• [PROVIDED INFORMATION]:
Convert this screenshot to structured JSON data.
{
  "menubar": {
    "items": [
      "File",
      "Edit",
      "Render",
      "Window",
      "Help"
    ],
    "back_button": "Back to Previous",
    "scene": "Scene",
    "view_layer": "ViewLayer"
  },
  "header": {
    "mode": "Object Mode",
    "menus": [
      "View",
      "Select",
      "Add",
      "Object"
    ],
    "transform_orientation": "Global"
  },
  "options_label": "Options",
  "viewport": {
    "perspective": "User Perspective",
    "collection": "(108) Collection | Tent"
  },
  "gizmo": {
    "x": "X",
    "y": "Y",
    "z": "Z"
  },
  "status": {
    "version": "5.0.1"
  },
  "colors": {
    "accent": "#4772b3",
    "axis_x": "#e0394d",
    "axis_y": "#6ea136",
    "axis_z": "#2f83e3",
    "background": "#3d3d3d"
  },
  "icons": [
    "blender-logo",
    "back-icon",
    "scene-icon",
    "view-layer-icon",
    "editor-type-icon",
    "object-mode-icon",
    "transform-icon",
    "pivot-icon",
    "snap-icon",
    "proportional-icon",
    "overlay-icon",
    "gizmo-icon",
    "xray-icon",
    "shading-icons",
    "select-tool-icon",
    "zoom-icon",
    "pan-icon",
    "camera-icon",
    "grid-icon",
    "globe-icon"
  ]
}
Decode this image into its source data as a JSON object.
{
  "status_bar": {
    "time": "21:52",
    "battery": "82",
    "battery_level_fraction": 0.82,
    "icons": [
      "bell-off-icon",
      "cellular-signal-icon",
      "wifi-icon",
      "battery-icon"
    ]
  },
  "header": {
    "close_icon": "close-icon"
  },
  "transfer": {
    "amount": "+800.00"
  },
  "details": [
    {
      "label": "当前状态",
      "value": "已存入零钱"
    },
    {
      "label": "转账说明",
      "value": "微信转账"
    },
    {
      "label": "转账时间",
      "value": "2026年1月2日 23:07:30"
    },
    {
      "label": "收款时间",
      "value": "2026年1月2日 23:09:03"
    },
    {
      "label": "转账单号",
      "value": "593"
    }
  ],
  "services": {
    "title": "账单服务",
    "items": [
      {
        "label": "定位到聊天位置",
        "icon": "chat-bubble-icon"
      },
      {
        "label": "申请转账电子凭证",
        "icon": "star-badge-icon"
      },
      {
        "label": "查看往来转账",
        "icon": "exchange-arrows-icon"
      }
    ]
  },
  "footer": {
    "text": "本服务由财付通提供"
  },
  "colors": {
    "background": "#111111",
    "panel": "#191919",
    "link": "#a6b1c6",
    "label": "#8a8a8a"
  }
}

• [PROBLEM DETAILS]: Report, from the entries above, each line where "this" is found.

• [TASK SOLUTION]:
Convert this screenshot to structured JSON data.
Decode this image into its source data as a JSON object.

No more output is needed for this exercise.